Wednesday, May 18, 2016

Five Yearly Merchant Shipping Report Shows Changes in Staff Levels of Seafarers

BIMCO and ICS Release Notes Latest Geographic and Numerical Manning Statistics
Shipping News Feature
WORLDWIDE – The Baltic and International Maritime Council (BIMCO) and the International Chamber of Shipping (ICS) have released their latest five-year report on the state of the shipping industry’s global workforce, highlighting the imbalances between the supply of qualified and competent seafarers available for service on ships trading internationally, and the industry’s demand for seafarers to operate the world's merchant fleet. This newest report forecasts a serious future shortage in the supply of seafarers; a current shortfall of about 16,500 officers (2.1%) with a need for an additional 147,500 officers by 2025 to service the global merchant fleet.

BIMCO members stretch across 120 countries and account for around 65% of the world’s shipping tonnage and the ‘world merchant fleet’ for the purposes of the 2015 report was defined as 68,723 ships. The largest category was general cargo ships with 31% of the total ships by number, followed by bulk carriers with 16% and offshore supply vessels with 10%. The 2015 report has included information on the tanker industry and various types of offshore vessels to obtain an indication of the demand for seafarers by these sectors.

The global supply of maritime officers is forecast to increase steadily, but this is predicted to be outpaced by increasing demand. Some officer categories are in especially short supply, including engineer officers at management level and officers needed for specialised ships such as chemical, LNG and LPG carriers.

The report suggests that, in the past five years, the industry has made good progress with increasing recruitment and training levels and reducing officer wastage (i.e. retaining qualified seafarers and increasing the number of years which they serve at sea). However, unless training levels are increased significantly, the growth in demand for seafarers could result in a serious shortage in the total supply of officers. The report does estimate conversely that there is a current surplus of about 119,000 ratings (15.8%), with demand only having increased by about 1% since 2010.
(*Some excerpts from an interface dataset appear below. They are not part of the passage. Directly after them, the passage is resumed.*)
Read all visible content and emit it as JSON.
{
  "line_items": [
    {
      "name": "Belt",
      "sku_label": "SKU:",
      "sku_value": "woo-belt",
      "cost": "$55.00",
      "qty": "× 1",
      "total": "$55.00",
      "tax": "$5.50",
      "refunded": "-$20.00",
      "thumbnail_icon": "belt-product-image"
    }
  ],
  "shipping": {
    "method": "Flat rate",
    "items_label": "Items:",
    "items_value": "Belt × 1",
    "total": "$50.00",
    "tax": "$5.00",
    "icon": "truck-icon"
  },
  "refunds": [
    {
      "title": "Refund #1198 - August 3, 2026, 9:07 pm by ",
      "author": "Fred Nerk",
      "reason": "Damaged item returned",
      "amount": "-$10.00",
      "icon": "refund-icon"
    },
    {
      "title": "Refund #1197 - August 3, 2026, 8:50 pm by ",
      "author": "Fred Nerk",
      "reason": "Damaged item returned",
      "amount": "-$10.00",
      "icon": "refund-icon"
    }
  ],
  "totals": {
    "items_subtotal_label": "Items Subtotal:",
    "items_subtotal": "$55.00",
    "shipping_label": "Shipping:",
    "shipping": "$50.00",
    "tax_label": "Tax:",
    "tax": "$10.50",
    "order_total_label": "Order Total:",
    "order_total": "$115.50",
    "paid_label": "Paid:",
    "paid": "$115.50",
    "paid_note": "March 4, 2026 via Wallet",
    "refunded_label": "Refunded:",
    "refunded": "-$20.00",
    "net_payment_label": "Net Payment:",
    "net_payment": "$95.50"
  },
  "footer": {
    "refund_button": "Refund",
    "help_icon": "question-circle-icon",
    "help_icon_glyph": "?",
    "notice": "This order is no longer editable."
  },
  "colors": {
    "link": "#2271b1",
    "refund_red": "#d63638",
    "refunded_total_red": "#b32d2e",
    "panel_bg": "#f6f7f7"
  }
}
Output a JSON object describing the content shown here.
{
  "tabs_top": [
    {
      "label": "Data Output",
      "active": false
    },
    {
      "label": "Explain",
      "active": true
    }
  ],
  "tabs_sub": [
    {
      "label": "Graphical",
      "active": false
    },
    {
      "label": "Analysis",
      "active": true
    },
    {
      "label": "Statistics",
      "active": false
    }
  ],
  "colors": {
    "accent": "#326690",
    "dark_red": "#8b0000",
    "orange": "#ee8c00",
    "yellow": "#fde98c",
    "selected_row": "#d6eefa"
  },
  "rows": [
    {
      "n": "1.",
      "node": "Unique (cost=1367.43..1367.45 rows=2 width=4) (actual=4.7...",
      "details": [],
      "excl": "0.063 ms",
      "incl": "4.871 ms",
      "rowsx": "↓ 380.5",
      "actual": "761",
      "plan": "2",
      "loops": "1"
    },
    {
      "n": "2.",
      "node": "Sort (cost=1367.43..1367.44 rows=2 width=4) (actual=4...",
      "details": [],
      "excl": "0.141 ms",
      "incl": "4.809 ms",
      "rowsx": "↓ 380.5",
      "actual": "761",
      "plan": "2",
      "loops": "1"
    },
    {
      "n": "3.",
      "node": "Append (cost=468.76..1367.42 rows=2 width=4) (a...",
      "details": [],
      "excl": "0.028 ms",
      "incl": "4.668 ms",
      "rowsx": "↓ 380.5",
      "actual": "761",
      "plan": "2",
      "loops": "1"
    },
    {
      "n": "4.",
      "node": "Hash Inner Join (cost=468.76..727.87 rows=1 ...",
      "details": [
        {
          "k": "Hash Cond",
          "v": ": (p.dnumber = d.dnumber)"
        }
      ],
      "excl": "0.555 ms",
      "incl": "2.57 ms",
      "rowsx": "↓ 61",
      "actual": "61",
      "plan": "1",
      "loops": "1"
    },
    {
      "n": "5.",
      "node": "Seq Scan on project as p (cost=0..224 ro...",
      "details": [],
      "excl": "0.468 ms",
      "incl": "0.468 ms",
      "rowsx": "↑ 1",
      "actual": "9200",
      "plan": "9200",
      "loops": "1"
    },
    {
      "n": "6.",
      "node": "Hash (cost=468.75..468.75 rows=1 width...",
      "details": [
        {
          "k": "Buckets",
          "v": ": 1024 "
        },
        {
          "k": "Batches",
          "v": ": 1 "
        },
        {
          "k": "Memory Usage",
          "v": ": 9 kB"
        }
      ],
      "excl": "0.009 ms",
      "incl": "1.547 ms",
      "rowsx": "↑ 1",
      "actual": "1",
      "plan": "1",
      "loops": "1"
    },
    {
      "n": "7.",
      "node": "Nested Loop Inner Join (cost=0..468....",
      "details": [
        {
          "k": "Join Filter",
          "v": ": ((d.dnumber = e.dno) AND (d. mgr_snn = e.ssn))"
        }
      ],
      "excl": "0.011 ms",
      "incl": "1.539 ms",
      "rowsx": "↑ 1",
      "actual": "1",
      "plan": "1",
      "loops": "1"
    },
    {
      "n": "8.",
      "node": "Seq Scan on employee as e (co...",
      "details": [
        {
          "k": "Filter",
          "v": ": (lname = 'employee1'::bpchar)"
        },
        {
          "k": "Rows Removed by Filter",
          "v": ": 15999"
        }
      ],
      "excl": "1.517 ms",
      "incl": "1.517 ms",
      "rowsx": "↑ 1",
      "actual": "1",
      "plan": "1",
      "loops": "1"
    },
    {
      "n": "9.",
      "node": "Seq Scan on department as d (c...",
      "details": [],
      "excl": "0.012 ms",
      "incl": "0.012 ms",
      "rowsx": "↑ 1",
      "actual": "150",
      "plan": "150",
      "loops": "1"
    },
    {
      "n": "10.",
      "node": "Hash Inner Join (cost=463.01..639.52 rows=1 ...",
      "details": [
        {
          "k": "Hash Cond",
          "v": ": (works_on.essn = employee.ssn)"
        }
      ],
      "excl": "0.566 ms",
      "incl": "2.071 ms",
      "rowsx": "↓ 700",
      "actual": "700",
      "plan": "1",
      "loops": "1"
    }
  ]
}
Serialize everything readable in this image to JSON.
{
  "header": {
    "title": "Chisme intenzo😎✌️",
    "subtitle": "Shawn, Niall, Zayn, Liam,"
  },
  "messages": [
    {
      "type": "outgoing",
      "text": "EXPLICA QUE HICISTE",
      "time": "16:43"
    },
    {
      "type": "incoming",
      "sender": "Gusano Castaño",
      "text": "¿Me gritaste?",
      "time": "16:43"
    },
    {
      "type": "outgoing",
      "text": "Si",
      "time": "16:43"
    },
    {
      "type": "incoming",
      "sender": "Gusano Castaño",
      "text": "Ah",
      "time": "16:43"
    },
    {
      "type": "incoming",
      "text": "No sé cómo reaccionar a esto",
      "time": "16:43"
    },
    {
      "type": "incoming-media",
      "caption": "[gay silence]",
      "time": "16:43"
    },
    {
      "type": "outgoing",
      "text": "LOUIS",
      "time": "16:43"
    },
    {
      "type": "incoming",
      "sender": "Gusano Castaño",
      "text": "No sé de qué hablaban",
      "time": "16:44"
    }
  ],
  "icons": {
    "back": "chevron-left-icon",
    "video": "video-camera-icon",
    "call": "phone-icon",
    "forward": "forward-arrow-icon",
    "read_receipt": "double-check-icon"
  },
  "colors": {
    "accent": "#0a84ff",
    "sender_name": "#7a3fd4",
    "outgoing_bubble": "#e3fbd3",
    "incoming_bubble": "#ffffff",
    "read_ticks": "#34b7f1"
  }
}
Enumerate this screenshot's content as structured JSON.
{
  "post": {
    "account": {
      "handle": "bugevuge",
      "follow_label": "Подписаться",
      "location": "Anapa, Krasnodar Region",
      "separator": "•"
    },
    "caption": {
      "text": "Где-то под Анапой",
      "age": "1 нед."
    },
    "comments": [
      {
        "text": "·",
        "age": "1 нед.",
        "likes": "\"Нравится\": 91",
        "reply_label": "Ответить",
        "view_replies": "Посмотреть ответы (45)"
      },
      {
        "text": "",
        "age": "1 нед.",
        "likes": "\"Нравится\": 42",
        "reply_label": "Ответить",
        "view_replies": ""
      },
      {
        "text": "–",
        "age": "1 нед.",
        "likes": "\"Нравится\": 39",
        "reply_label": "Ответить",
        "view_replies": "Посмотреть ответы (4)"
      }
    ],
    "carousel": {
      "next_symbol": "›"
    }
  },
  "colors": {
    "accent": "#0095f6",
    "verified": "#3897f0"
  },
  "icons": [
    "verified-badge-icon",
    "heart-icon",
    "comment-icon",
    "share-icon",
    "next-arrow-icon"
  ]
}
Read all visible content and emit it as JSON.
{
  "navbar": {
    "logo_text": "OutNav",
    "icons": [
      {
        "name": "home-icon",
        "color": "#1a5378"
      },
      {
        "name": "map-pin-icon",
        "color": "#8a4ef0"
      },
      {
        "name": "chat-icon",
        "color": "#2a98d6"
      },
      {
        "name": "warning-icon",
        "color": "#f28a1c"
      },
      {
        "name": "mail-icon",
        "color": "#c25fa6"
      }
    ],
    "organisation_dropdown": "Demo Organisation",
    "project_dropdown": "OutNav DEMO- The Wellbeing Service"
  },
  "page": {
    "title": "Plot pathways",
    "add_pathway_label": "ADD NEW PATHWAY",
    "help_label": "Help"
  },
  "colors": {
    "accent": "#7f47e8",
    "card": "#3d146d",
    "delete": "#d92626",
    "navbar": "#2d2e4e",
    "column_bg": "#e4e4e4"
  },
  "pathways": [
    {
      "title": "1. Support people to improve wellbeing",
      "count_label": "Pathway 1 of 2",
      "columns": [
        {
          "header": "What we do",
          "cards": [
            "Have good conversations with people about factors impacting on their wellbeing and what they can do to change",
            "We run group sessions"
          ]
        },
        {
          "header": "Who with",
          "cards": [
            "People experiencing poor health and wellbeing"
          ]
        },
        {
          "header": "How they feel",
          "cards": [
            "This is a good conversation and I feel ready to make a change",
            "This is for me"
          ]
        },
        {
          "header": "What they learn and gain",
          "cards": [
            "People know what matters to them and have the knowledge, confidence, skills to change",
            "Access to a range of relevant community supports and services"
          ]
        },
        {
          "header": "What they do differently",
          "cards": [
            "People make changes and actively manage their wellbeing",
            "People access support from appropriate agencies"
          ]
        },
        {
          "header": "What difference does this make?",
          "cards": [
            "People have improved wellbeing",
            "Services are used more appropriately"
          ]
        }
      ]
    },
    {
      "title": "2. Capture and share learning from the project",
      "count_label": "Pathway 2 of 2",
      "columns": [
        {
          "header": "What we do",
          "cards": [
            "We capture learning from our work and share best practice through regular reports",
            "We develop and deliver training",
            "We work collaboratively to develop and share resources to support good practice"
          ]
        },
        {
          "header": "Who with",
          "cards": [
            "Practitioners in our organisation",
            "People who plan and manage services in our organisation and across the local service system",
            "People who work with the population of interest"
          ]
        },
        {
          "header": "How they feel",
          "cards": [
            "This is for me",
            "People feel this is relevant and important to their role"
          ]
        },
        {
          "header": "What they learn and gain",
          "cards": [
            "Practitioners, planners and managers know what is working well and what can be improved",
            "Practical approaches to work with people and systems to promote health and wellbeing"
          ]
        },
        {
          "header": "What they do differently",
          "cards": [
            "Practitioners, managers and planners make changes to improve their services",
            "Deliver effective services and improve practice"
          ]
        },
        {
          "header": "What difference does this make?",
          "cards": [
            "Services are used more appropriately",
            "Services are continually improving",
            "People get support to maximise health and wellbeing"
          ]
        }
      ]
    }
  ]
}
Significantly, China is thought to have overtaken the Philippines as the largest single source of seafarers qualified for international trade, although the Philippines is still the largest source of ratings. However, data from international shipping companies suggests that the extent to which Chinese seafarers are available for international service may be more limited, with the Philippines and Russia seen as equally important sources of officers, followed closely by Ukraine and India. ICS Secretary General, Peter Hinchliffe commented:

“Without continuing efforts to promote careers at sea and improve levels of recruitment and retention, the report suggests it cannot be guaranteed that there will be an abundant supply of seafarers in the future.”

Copies of the report in full are available to purchase here.